| EXERCISE INSTRUCTIONS |
Nothing but the records, repeated word for word and free of pictures, belongs in the answer.

Start of Block

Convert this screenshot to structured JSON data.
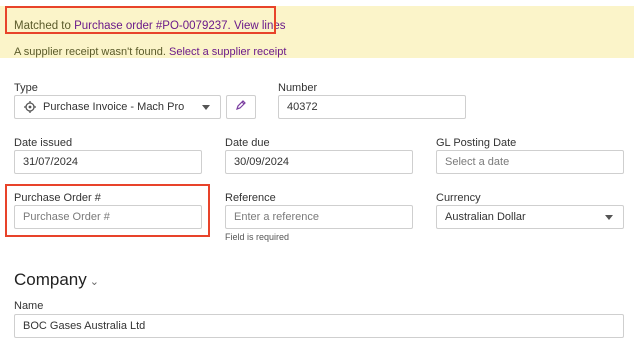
{
  "banner": {
    "matched_prefix": "Matched to ",
    "po_link": "Purchase order #PO-0079237.",
    "view_lines": "View lines",
    "receipt_text": "A supplier receipt wasn't found.",
    "receipt_link": "Select a supplier receipt"
  },
  "type": {
    "label": "Type",
    "value": "Purchase Invoice - Mach Pro"
  },
  "number": {
    "label": "Number",
    "value": "40372"
  },
  "date_issued": {
    "label": "Date issued",
    "value": "31/07/2024"
  },
  "date_due": {
    "label": "Date due",
    "value": "30/09/2024"
  },
  "gl_posting": {
    "label": "GL Posting Date",
    "placeholder": "Select a date"
  },
  "purchase_order": {
    "label": "Purchase Order #",
    "placeholder": "Purchase Order #"
  },
  "reference": {
    "label": "Reference",
    "placeholder": "Enter a reference",
    "hint": "Field is required"
  },
  "currency": {
    "label": "Currency",
    "value": "Australian Dollar"
  },
  "company": {
    "title": "Company",
    "name_label": "Name",
    "name_value": "BOC Gases Australia Ltd"
  },
  "colors": {
    "banner_bg": "#fbf4c9",
    "link": "#6b1a8a",
    "highlight": "#e8432a"
  }
}
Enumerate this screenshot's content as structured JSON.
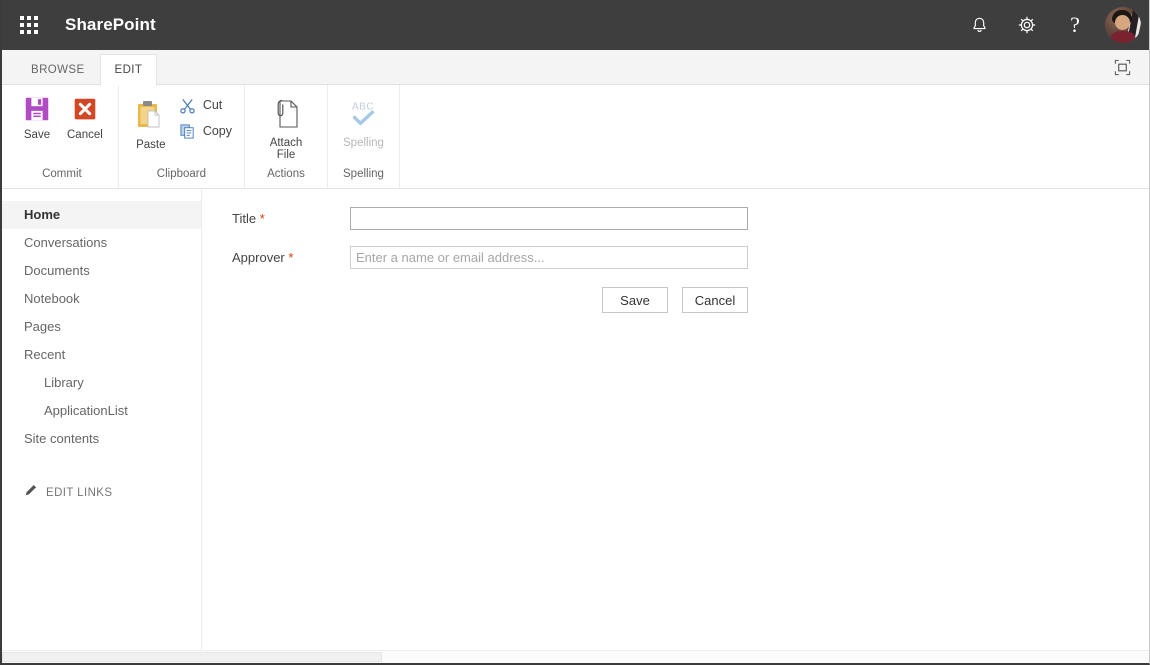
{
  "suite": {
    "app_launcher": "app-launcher-waffle",
    "title": "SharePoint",
    "notifications_icon": "bell-icon",
    "settings_icon": "gear-icon",
    "help_icon": "question-mark-icon",
    "help_glyph": "?",
    "avatar": "user-avatar-photo",
    "bg_color": "#3e3e3e"
  },
  "ribbon": {
    "tabs": [
      {
        "label": "BROWSE",
        "active": false
      },
      {
        "label": "EDIT",
        "active": true
      }
    ],
    "focus_on_content_icon": "focus-on-content-icon",
    "groups": [
      {
        "label": "Commit",
        "buttons": [
          {
            "label": "Save",
            "icon": "save-floppy-disk-icon",
            "disabled": false
          },
          {
            "label": "Cancel",
            "icon": "cancel-red-x-icon",
            "disabled": false
          }
        ]
      },
      {
        "label": "Clipboard",
        "buttons": [
          {
            "label": "Paste",
            "icon": "paste-clipboard-icon",
            "disabled": false
          }
        ],
        "small_buttons": [
          {
            "label": "Cut",
            "icon": "cut-scissors-icon"
          },
          {
            "label": "Copy",
            "icon": "copy-documents-icon"
          }
        ]
      },
      {
        "label": "Actions",
        "buttons": [
          {
            "label": "Attach File",
            "icon": "attach-file-paperclip-icon",
            "disabled": false
          }
        ]
      },
      {
        "label": "Spelling",
        "buttons": [
          {
            "label": "Spelling",
            "icon": "spelling-abc-check-icon",
            "disabled": true
          }
        ]
      }
    ]
  },
  "left_nav": {
    "items": [
      {
        "label": "Home",
        "selected": true,
        "child": false
      },
      {
        "label": "Conversations",
        "selected": false,
        "child": false
      },
      {
        "label": "Documents",
        "selected": false,
        "child": false
      },
      {
        "label": "Notebook",
        "selected": false,
        "child": false
      },
      {
        "label": "Pages",
        "selected": false,
        "child": false
      },
      {
        "label": "Recent",
        "selected": false,
        "child": false
      },
      {
        "label": "Library",
        "selected": false,
        "child": true
      },
      {
        "label": "ApplicationList",
        "selected": false,
        "child": true
      },
      {
        "label": "Site contents",
        "selected": false,
        "child": false
      }
    ],
    "edit_links": {
      "label": "EDIT LINKS",
      "icon": "pencil-icon"
    }
  },
  "form": {
    "fields": [
      {
        "label": "Title",
        "required": true,
        "required_marker": "*",
        "value": "",
        "placeholder": ""
      },
      {
        "label": "Approver",
        "required": true,
        "required_marker": "*",
        "value": "",
        "placeholder": "Enter a name or email address..."
      }
    ],
    "save_label": "Save",
    "cancel_label": "Cancel"
  },
  "colors": {
    "suite_bar": "#3e3e3e",
    "required_star": "#d83b01",
    "save_icon": "#b14bc4",
    "cancel_icon": "#d24726",
    "paste_icon": "#e8b84b",
    "cut_copy_icon": "#4a7ebb",
    "selected_nav_bg": "#f4f4f4"
  }
}
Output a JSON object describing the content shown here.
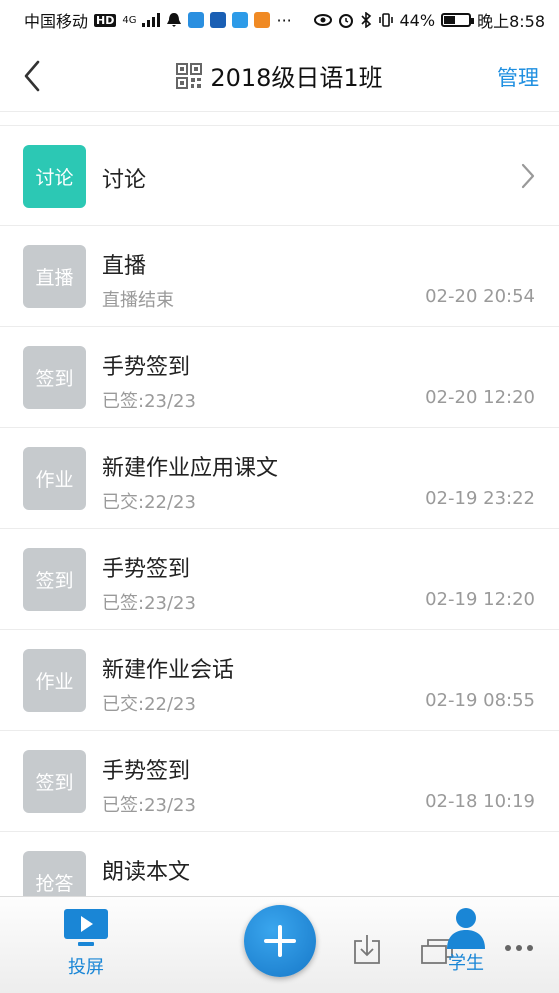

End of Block

| ANSWER |
Convert this screenshot to structured JSON data.
{
  "banner": {
    "matched_prefix": "Matched to ",
    "po_link": "Purchase order #PO-0079237.",
    "view_lines": "View lines",
    "receipt_text": "A supplier receipt wasn't found.",
    "receipt_link": "Select a supplier receipt"
  },
  "type": {
    "label": "Type",
    "value": "Purchase Invoice - Mach Pro"
  },
  "number": {
    "label": "Number",
    "value": "40372"
  },
  "date_issued": {
    "label": "Date issued",
    "value": "31/07/2024"
  },
  "date_due": {
    "label": "Date due",
    "value": "30/09/2024"
  },
  "gl_posting": {
    "label": "GL Posting Date",
    "placeholder": "Select a date"
  },
  "purchase_order": {
    "label": "Purchase Order #",
    "placeholder": "Purchase Order #"
  },
  "reference": {
    "label": "Reference",
    "placeholder": "Enter a reference",
    "hint": "Field is required"
  },
  "currency": {
    "label": "Currency",
    "value": "Australian Dollar"
  },
  "company": {
    "title": "Company",
    "name_label": "Name",
    "name_value": "BOC Gases Australia Ltd"
  },
  "colors": {
    "banner_bg": "#fbf4c9",
    "link": "#6b1a8a",
    "highlight": "#e8432a"
  }
}
Enumerate this screenshot's content as structured JSON.
{
  "suite": {
    "app_launcher": "app-launcher-waffle",
    "title": "SharePoint",
    "notifications_icon": "bell-icon",
    "settings_icon": "gear-icon",
    "help_icon": "question-mark-icon",
    "help_glyph": "?",
    "avatar": "user-avatar-photo",
    "bg_color": "#3e3e3e"
  },
  "ribbon": {
    "tabs": [
      {
        "label": "BROWSE",
        "active": false
      },
      {
        "label": "EDIT",
        "active": true
      }
    ],
    "focus_on_content_icon": "focus-on-content-icon",
    "groups": [
      {
        "label": "Commit",
        "buttons": [
          {
            "label": "Save",
            "icon": "save-floppy-disk-icon",
            "disabled": false
          },
          {
            "label": "Cancel",
            "icon": "cancel-red-x-icon",
            "disabled": false
          }
        ]
      },
      {
        "label": "Clipboard",
        "buttons": [
          {
            "label": "Paste",
            "icon": "paste-clipboard-icon",
            "disabled": false
          }
        ],
        "small_buttons": [
          {
            "label": "Cut",
            "icon": "cut-scissors-icon"
          },
          {
            "label": "Copy",
            "icon": "copy-documents-icon"
          }
        ]
      },
      {
        "label": "Actions",
        "buttons": [
          {
            "label": "Attach File",
            "icon": "attach-file-paperclip-icon",
            "disabled": false
          }
        ]
      },
      {
        "label": "Spelling",
        "buttons": [
          {
            "label": "Spelling",
            "icon": "spelling-abc-check-icon",
            "disabled": true
          }
        ]
      }
    ]
  },
  "left_nav": {
    "items": [
      {
        "label": "Home",
        "selected": true,
        "child": false
      },
      {
        "label": "Conversations",
        "selected": false,
        "child": false
      },
      {
        "label": "Documents",
        "selected": false,
        "child": false
      },
      {
        "label": "Notebook",
        "selected": false,
        "child": false
      },
      {
        "label": "Pages",
        "selected": false,
        "child": false
      },
      {
        "label": "Recent",
        "selected": false,
        "child": false
      },
      {
        "label": "Library",
        "selected": false,
        "child": true
      },
      {
        "label": "ApplicationList",
        "selected": false,
        "child": true
      },
      {
        "label": "Site contents",
        "selected": false,
        "child": false
      }
    ],
    "edit_links": {
      "label": "EDIT LINKS",
      "icon": "pencil-icon"
    }
  },
  "form": {
    "fields": [
      {
        "label": "Title",
        "required": true,
        "required_marker": "*",
        "value": "",
        "placeholder": ""
      },
      {
        "label": "Approver",
        "required": true,
        "required_marker": "*",
        "value": "",
        "placeholder": "Enter a name or email address..."
      }
    ],
    "save_label": "Save",
    "cancel_label": "Cancel"
  },
  "colors": {
    "suite_bar": "#3e3e3e",
    "required_star": "#d83b01",
    "save_icon": "#b14bc4",
    "cancel_icon": "#d24726",
    "paste_icon": "#e8b84b",
    "cut_copy_icon": "#4a7ebb",
    "selected_nav_bg": "#f4f4f4"
  }
}
Output a JSON object describing the content shown here.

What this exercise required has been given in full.